Sabres possess slew of underachievers in disappointing season
BUFFALO – On the surface, it sounds like a dynamic early-season combination. Goalie Ryan Miller locked in, on top of his game. Twenty-two goals and 49 points from the Sabres’ top line, highlighted by 11 scores and 23 points from superstar Thomas Vanek.
Well, it’s added up to a 5-7-1 record, 11 points and a last-place Northeast Division standing entering tonight’s tilt in Ottawa against the Senators.
The defense, the Sabres’ supposed strength, is terrible. Only three or four players are scoring regularly. They’ve lost a league-worst 56.3 percent of their faceoffs, forcing them to defend constantly.

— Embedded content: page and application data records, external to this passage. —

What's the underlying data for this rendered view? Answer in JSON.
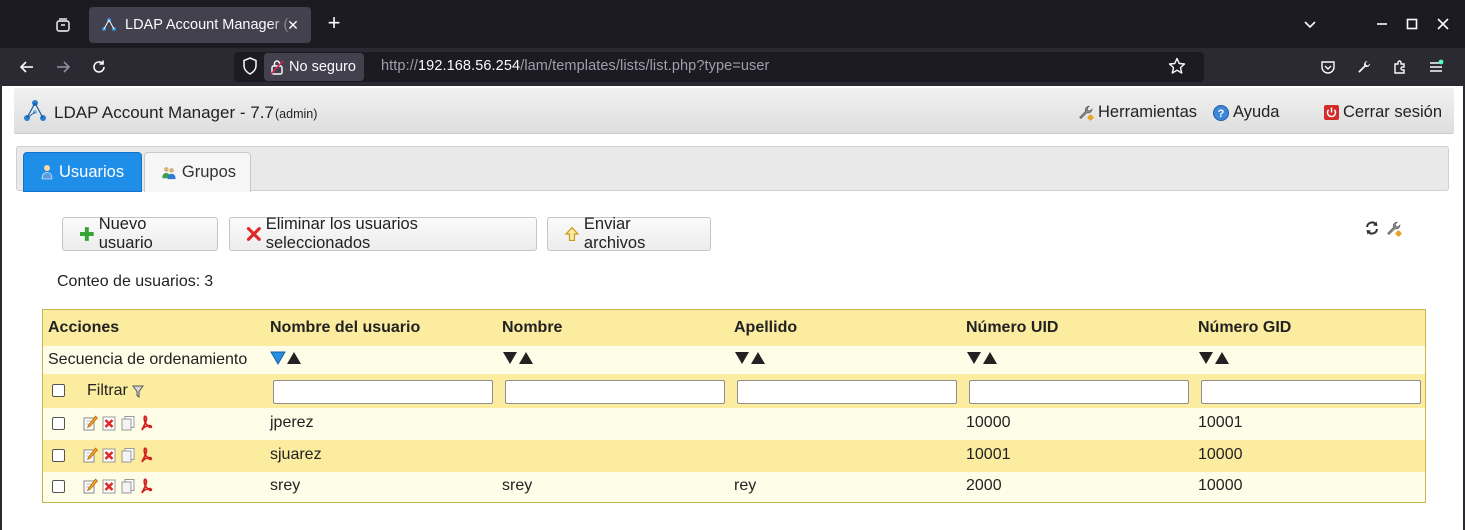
{
  "browser": {
    "tab_title": "LDAP Account Manager (",
    "security_label": "No seguro",
    "url_prefix": "http://",
    "url_host": "192.168.56.254",
    "url_path": "/lam/templates/lists/list.php?type=user"
  },
  "header": {
    "app_title": "LDAP Account Manager - 7.7",
    "user_badge": "(admin)",
    "tools_label": "Herramientas",
    "help_label": "Ayuda",
    "logout_label": "Cerrar sesión"
  },
  "tabs": [
    {
      "label": "Usuarios",
      "active": true,
      "icon": "user-icon"
    },
    {
      "label": "Grupos",
      "active": false,
      "icon": "group-icon"
    }
  ],
  "toolbar": {
    "new_label": "Nuevo usuario",
    "delete_label": "Eliminar los usuarios seleccionados",
    "upload_label": "Enviar archivos"
  },
  "count": {
    "label": "Conteo de usuarios:",
    "value": "3"
  },
  "table": {
    "actions_header": "Acciones",
    "columns": [
      "Nombre del usuario",
      "Nombre",
      "Apellido",
      "Número UID",
      "Número GID"
    ],
    "sort_label": "Secuencia de ordenamiento",
    "filter_label": "Filtrar",
    "rows": [
      {
        "cells": [
          "jperez",
          "",
          "",
          "10000",
          "10001"
        ]
      },
      {
        "cells": [
          "sjuarez",
          "",
          "",
          "10001",
          "10000"
        ]
      },
      {
        "cells": [
          "srey",
          "srey",
          "rey",
          "2000",
          "10000"
        ]
      }
    ]
  },
  "colors": {
    "accent": "#1f8ee8",
    "row_dark": "#fbeca0",
    "row_light": "#fefde8",
    "border": "#c8b550"
  }
}
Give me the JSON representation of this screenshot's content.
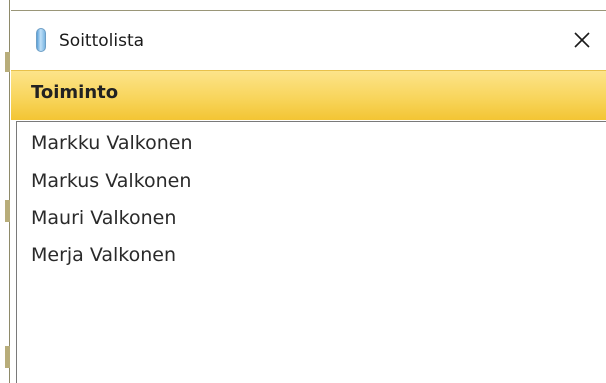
{
  "window": {
    "title": "Soittolista",
    "app_icon": "vertical-capsule-icon",
    "close_icon": "close-icon"
  },
  "menubar": {
    "items": [
      {
        "label": "Toiminto"
      }
    ]
  },
  "list": {
    "items": [
      {
        "label": "Markku Valkonen"
      },
      {
        "label": "Markus Valkonen"
      },
      {
        "label": "Mauri Valkonen"
      },
      {
        "label": "Merja Valkonen"
      }
    ]
  },
  "colors": {
    "menubar_top": "#fde48a",
    "menubar_bottom": "#f3c534",
    "frame": "#8e8a6a"
  }
}
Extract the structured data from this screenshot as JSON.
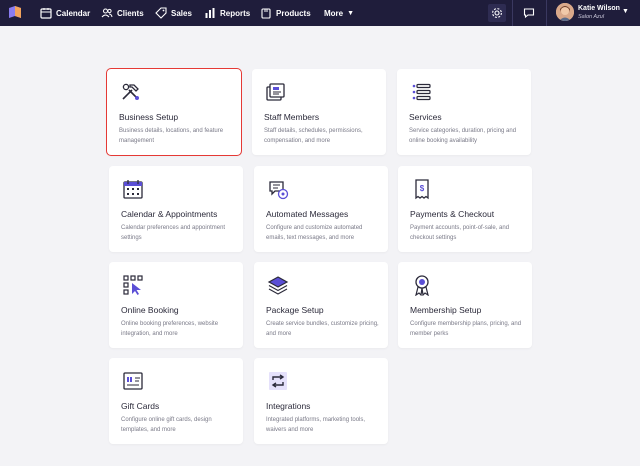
{
  "nav": {
    "calendar": "Calendar",
    "clients": "Clients",
    "sales": "Sales",
    "reports": "Reports",
    "products": "Products",
    "more": "More"
  },
  "user": {
    "name": "Katie Wilson",
    "business": "Salon Azul"
  },
  "colors": {
    "topbar": "#1f1d3b",
    "selected_outline": "#e53935",
    "accent": "#5b4fd6"
  },
  "cards": [
    {
      "title": "Business Setup",
      "desc": "Business details, locations, and feature management",
      "icon": "tools-icon",
      "selected": true
    },
    {
      "title": "Staff Members",
      "desc": "Staff details, schedules, permissions, compensation, and more",
      "icon": "staff-cards-icon"
    },
    {
      "title": "Services",
      "desc": "Service categories, duration, pricing and online booking availability",
      "icon": "list-icon"
    },
    {
      "title": "Calendar & Appointments",
      "desc": "Calendar preferences and appointment settings",
      "icon": "calendar-icon"
    },
    {
      "title": "Automated Messages",
      "desc": "Configure and customize automated emails, text messages, and more",
      "icon": "message-gear-icon"
    },
    {
      "title": "Payments & Checkout",
      "desc": "Payment accounts, point-of-sale, and checkout settings",
      "icon": "receipt-icon"
    },
    {
      "title": "Online Booking",
      "desc": "Online booking preferences, website integration, and more",
      "icon": "cursor-grid-icon"
    },
    {
      "title": "Package Setup",
      "desc": "Create service bundles, customize pricing, and more",
      "icon": "layers-icon"
    },
    {
      "title": "Membership Setup",
      "desc": "Configure membership plans, pricing, and member perks",
      "icon": "badge-icon"
    },
    {
      "title": "Gift Cards",
      "desc": "Configure online gift cards, design templates, and more",
      "icon": "gift-card-icon"
    },
    {
      "title": "Integrations",
      "desc": "Integrated platforms, marketing tools, waivers and more",
      "icon": "integrations-icon"
    }
  ]
}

Thirteen contests into the 48-game season, the Sabres, who had Monday off, are one of the NHL’s biggest dregs.
What’s happened? For starters, it appears they’ve significantly overvalued their own talent. Like much of last season, players are underperforming across the board.
–Alleged franchise defenseman Tyler Myers, who’s earning $12 million this season, has one point, a wretched minus-9 rating and was a healthy scratch the past two games. Adam Pardy has equaled Myers’ point output in one game.

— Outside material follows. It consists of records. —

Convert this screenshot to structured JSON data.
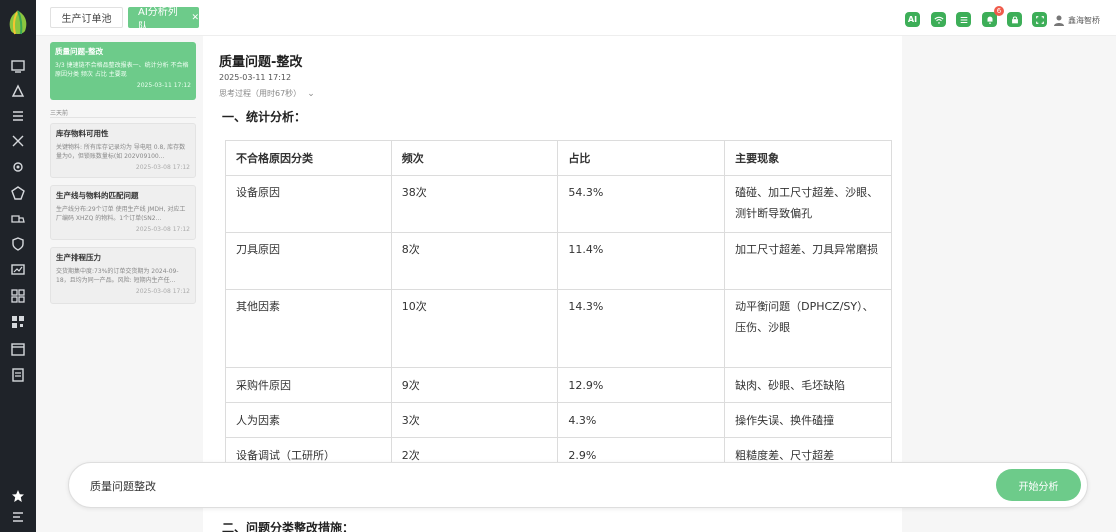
{
  "tabs": [
    {
      "label": "生产订单池",
      "active": false
    },
    {
      "label": "AI分析列队",
      "active": true
    }
  ],
  "header": {
    "icons": [
      "ai-icon",
      "wifi-icon",
      "list-icon",
      "bell-icon",
      "lock-icon",
      "fullscreen-icon"
    ],
    "ai_label": "AI",
    "notification_count": "6",
    "user_name": "鑫海智桥"
  },
  "conversations": [
    {
      "title": "质量问题-整改",
      "desc": "3/3 捷速链不合格品整改报表一、统计分析 不合格原因分类 频次 占比 主要现",
      "time": "2025-03-11 17:12",
      "active": true
    },
    {
      "title": "库存物料可用性",
      "desc": "关键物料: 所有库存记录均为 导电咀 0.8, 库存数量为0，但锁账数量标(如 202V09100...",
      "time": "2025-03-08 17:12",
      "active": false
    },
    {
      "title": "生产线与物料的匹配问题",
      "desc": "生产线分布:29个订单 使用生产线 JMDH, 对应工厂编码 XHZQ 的物料。1个订单(SN2...",
      "time": "2025-03-08 17:12",
      "active": false
    },
    {
      "title": "生产排程压力",
      "desc": "交货期集中度:73%的订单交货期为 2024-09-18，且均为同一产品。风险: 短期内生产任...",
      "time": "2025-03-08 17:12",
      "active": false
    }
  ],
  "group_label": "三天前",
  "message": {
    "title": "质量问题-整改",
    "time": "2025-03-11 17:12",
    "thinking": "思考过程（用时67秒）",
    "section1": "一、统计分析：",
    "section2": "二、问题分类整改措施：",
    "table": {
      "headers": [
        "不合格原因分类",
        "频次",
        "占比",
        "主要现象"
      ],
      "rows": [
        [
          "设备原因",
          "38次",
          "54.3%",
          "磕碰、加工尺寸超差、沙眼、测针断导致偏孔"
        ],
        [
          "刀具原因",
          "8次",
          "11.4%",
          "加工尺寸超差、刀具异常磨损"
        ],
        [
          "其他因素",
          "10次",
          "14.3%",
          "动平衡问题（DPHCZ/SY）、压伤、沙眼"
        ],
        [
          "采购件原因",
          "9次",
          "12.9%",
          "缺肉、砂眼、毛坯缺陷"
        ],
        [
          "人为因素",
          "3次",
          "4.3%",
          "操作失误、换件磕撞"
        ],
        [
          "设备调试（工研所）",
          "2次",
          "2.9%",
          "粗糙度差、尺寸超差"
        ]
      ]
    }
  },
  "input": {
    "value": "质量问题整改",
    "send_label": "开始分析"
  },
  "colors": {
    "accent": "#6dcb8a",
    "accent_dark": "#3dae58",
    "rail": "#1f2329",
    "badge": "#f05a4a"
  }
}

–Veteran defender Jordan Leopold, once an underrated asset, keeps getting beaten and committing mistakes.
–Winger Drew Stafford, in the second season of a four-year, $16 million deal, hasn’t scored this season.
–Winger Nathan Gerbe, who scored 15 goals over a 38-game stretch two years ago, has nine in his other 117 NHL games, including none this season.

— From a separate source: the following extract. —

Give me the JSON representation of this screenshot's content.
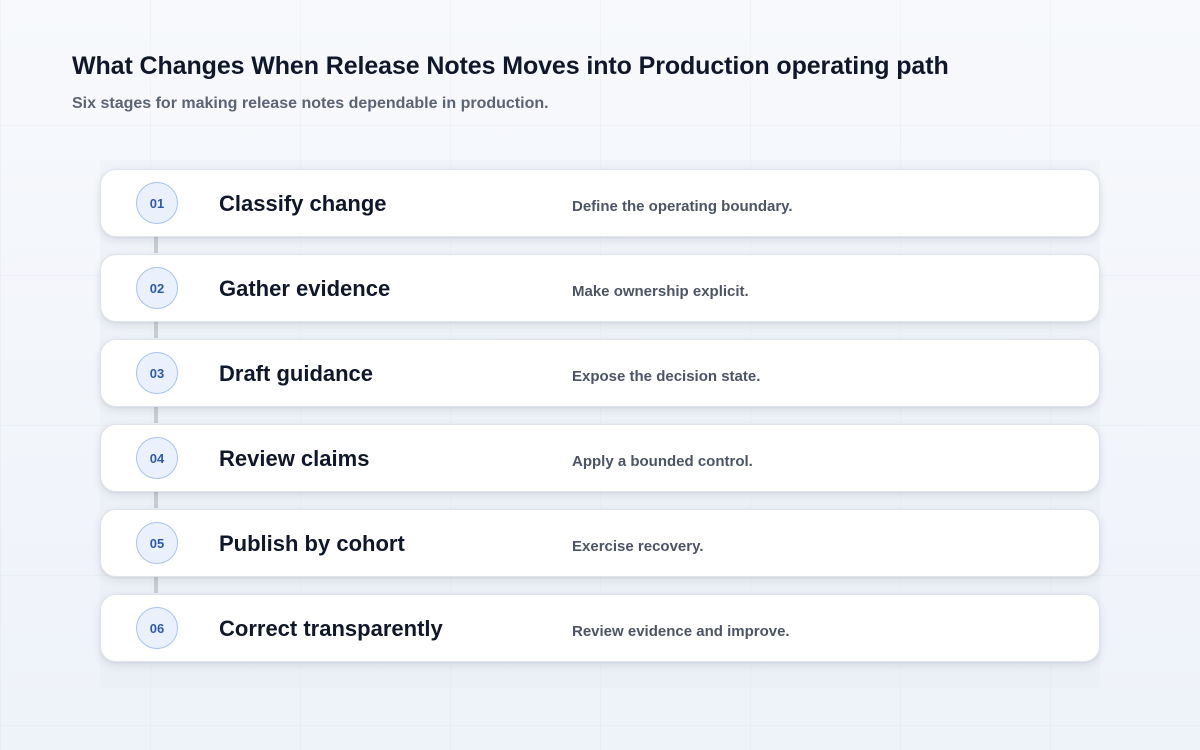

–Forward Jochen Hecht, recently re-signed to a one-year deal, has zero goals.
–Backup goalie Jhonas Enroth hasn’t won a game since Nov. 26, 2011 and is 0-2 this year.
Enroth can’t provide much relief to Miller, who’s seen an NHL-high 368 shots through 11 starts, 33 a game. Miller’s never averaged more than 30 shots a game in a full season. He faced 81 during two weekend tilts, including 43 on Saturday.
The Sabres have scored 38 goals, 2.92 a game, sixth in the league. That should translate into wins. But they’ve allowed a league-worst 46, 3.54 a contest.
Miller’s numbers – 5-5-1 with a 2.97 goals-against average and .913 save percentage – are below average.
But where would the Sabres be if Miller hadn’t been playing well? He single-handedly stole Saturday’s 3-2 win over the Islanders in New York.
“I let in four goals and we won a few games,” Miller said Sunday when asked if he felt he had to perform flawlessly to win.
He’s also allowed four and lost three times.
The secondary scoring is about as reliable as the No. 2 netminder.
Following Enroth’s 13th consecutive loss last Tuesday, Ruff told the struggling youngster he has to work out of his 15-month slump.
“What that means is extra work whenever he can get it,” Ruff said last week. “There’s not a lot of quality practice time, but the extra work time is going to have to get in. We’ll have to deal with that.”
Enroth was once unbeatable, winning nine straight decisions from late 2010-11 into early last season. He even stole a start from Miller in November 2011, igniting a goaltending controversy.
But the Swede suddenly began playing poorly, finishing 0-8-3 with a 3.19 goals-against average and .908 save percentage following his last win.
Enroth performed well in a low-level Swedish league during the NHL lockout before enjoying a strong NHL training camp last month. That hasn’t helped him, though.
He’s sporting a 4.73 goals-against average and .847 save percentage in three appearances (two starts).
What’s happened to Enroth? Has he lost his confidence?
“I don’t know,” Ruff acknowledged. “I felt good about how he played overseas. (He) came into camp, looked really good the whole camp and then had a tough start in Carolina (on Jan. 24), although I didn’t like what we did around him. I thought what we did around him in Ottawa (last Tuesday) was a lot better. …
“I don’t know what the answer is to that. It’s like a goal scorer. They need that one game to feed off of. They need that one goal to get. He needs that one game that you try to give them and he builds off of.”
With the schedule so compressed, Miller will need to rest occasionally. Ruff has said Enroth would get about 10 or 12 starts. But can he really keep running the 24-year-old out there?
That’s just one of Ruff’s many problems.